Thanks to Dynamophone Records, back in 2008, I discovered Shunichiro Fujimoto and his lovely, glitchy, organic electronica as Fjordne – see Headphone Commute’s review of The Last 3 Days Of Time. In 2009 I closely followed Fujimoto’s move to Singapore based Kitchen label, and truly enjoyed The Setting Sun. Both of the above albums have made it on Headphone Commute’s Best of the year lists for 2008 and 2009 respectively. So when two years later, Tokyo based Fujimoto returned with a new studio album, I was more than happy to receive it into my collection. I was not prepared, however, for a lateral move in genres… yet I was pleasantly surprised and nevertheless extremely delighted!

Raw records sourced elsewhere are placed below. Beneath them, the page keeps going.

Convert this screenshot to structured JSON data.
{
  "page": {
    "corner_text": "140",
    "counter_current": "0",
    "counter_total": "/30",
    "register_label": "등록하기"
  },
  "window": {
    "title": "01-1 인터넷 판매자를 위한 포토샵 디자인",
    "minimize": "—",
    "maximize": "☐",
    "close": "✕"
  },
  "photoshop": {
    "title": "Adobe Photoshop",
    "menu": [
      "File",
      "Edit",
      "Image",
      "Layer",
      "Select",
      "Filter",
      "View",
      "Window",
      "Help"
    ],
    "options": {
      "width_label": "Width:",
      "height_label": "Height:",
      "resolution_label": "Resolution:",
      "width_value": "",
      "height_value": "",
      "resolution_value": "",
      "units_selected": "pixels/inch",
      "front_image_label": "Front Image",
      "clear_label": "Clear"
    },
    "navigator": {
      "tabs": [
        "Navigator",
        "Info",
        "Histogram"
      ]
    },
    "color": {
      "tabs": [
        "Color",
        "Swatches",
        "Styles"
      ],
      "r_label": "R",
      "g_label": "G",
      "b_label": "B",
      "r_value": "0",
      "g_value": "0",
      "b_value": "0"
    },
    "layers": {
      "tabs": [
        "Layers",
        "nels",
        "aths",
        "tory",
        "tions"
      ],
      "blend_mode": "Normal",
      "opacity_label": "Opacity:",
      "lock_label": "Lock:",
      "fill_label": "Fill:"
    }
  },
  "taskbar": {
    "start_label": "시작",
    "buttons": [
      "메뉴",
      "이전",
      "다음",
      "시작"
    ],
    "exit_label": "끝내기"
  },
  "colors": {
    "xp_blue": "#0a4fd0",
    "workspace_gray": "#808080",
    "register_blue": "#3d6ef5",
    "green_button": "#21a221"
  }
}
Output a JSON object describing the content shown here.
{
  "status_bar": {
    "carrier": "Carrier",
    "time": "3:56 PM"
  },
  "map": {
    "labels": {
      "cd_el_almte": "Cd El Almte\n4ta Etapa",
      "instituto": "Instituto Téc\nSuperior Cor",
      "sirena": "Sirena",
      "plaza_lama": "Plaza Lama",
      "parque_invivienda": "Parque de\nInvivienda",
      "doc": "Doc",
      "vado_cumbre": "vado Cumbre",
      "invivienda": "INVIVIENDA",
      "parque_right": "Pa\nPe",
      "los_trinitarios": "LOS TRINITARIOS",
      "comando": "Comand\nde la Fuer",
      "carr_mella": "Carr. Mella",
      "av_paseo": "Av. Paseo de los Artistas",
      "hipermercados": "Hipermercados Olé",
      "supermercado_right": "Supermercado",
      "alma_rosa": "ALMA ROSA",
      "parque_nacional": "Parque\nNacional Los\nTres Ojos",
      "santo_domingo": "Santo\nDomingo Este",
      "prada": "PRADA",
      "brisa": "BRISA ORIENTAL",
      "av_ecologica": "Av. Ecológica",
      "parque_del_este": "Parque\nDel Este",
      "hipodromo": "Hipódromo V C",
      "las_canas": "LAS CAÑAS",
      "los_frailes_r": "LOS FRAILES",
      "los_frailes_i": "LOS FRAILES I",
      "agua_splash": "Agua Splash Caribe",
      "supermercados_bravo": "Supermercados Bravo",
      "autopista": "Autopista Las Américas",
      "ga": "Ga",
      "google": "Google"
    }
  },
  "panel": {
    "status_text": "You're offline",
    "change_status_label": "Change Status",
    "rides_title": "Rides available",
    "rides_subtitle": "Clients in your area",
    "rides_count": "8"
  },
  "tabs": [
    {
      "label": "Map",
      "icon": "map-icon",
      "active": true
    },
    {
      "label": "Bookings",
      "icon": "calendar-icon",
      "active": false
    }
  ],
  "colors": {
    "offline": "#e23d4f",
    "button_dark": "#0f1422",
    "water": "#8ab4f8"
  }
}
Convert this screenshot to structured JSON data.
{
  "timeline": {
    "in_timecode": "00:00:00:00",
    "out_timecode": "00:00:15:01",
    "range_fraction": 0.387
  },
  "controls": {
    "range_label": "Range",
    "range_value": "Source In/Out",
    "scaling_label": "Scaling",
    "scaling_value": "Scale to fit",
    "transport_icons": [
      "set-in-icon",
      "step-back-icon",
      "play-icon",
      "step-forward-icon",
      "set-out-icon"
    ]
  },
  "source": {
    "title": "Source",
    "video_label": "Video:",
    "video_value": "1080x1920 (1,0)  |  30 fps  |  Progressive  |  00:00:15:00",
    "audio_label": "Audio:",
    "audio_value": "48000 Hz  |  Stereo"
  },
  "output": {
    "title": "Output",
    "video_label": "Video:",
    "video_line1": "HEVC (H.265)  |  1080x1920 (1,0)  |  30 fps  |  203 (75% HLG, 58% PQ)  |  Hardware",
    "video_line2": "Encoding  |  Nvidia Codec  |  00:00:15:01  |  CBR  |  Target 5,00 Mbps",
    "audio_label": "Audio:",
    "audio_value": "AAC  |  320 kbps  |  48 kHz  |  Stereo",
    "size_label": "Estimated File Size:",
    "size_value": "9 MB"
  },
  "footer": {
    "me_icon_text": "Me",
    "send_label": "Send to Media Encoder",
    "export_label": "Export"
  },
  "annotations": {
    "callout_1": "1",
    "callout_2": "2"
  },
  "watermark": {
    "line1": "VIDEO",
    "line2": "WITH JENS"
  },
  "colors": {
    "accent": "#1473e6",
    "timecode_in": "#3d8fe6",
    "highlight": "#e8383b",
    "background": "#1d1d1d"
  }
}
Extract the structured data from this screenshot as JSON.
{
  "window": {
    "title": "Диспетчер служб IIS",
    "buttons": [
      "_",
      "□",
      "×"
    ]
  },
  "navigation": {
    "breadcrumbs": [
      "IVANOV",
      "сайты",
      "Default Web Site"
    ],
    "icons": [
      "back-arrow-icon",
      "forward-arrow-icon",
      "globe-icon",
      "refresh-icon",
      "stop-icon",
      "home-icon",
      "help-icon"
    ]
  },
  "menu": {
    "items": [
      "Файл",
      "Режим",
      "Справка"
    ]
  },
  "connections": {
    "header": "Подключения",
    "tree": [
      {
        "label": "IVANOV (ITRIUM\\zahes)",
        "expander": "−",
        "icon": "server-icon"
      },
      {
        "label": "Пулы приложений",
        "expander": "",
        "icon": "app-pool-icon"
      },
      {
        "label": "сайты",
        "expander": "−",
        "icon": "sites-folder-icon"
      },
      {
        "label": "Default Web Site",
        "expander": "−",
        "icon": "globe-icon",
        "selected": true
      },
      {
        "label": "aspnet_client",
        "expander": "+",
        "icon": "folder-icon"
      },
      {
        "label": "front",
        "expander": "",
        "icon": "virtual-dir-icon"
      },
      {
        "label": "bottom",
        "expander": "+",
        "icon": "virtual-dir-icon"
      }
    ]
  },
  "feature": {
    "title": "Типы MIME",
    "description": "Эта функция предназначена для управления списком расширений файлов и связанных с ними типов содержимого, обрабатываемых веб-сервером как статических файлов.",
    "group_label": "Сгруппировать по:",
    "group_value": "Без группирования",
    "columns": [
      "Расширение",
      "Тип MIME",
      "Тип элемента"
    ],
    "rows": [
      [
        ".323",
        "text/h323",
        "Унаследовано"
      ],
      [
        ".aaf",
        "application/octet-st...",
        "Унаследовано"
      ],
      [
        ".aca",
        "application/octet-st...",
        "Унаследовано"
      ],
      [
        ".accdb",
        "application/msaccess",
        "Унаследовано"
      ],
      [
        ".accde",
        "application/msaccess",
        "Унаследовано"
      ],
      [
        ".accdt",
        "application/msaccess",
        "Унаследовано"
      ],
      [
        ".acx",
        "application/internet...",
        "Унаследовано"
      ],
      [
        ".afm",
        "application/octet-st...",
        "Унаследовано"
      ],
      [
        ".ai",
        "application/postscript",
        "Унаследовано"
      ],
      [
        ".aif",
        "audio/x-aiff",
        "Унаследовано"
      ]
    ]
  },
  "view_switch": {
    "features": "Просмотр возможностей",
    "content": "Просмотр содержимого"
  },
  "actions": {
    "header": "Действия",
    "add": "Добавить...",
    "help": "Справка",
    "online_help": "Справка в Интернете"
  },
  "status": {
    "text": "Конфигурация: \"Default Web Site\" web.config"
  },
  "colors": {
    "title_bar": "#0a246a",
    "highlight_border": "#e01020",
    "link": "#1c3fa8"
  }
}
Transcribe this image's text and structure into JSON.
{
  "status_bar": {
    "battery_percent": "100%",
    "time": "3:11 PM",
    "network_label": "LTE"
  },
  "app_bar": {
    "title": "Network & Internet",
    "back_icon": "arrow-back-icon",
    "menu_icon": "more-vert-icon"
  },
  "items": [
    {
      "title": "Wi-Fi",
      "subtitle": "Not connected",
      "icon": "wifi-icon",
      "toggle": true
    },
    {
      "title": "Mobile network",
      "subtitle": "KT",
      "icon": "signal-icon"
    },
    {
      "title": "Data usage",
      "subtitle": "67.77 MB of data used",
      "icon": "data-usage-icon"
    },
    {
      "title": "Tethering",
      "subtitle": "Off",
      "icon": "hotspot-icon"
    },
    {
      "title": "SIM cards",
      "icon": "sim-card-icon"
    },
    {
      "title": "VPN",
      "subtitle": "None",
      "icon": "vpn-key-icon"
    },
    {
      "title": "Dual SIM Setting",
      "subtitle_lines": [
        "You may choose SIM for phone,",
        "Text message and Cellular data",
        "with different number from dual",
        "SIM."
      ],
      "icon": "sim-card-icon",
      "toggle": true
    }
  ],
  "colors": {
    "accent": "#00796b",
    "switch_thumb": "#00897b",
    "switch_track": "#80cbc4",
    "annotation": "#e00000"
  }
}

From his past work, I already suspected that Fujimoto was a multi-instrumentalist with his roots in piano and guitar. What I didn’t know is that he must be an accomplished pianist! The execution of passages on the album is flawless, groovy and incredibly jazzy. At some points the music is not even pretending to borrow the stylistic elements – it is jazz. Where as previous releases blended the strummed guitars and echoed piano with experimental ambient textures, Charles Rendition executes free jazz head on! This is what I meant above when I pointed out Fujimoto’s lateral move in genres. Add to the piano some field recordings, sonic echoes, and minimal DSP manipulation, and you have yourself an album worthy of another end of year acclaim!
“‘Charles Rendition’ is an introspective piano study through a child’s eyes set in a self-penned short story, inspired by Charles Dickens’ 1861 novel “Great Expectations” – a morality tale of a forest boy and girl struggling to accept and adjust to the decadence of society in a mysterious, timeless era. “Charles Rendition” takes its cues from the antique patina of time, with traces of a lingering past that continue to intrude onto the present.”
The album comes in a 7″ LP-sized cardboard sleeve, with an elaborate offset-printed insert. The cardboard folio is hand numbered, while the loose newsprint fold-out sheet contains the above quoted short story written by Fujimoto. The story only adds to the enigma of sound, incorporating visual reflections, ambiguities, and a touch of magical realism ala Haruki Murakami. “Why are we leaving?” the girl asks. “Don’t forget that we are never in a place to stay,” the boy answers. “The reason never lies in oneself. The others do. Its just a matter of reception, not emission.”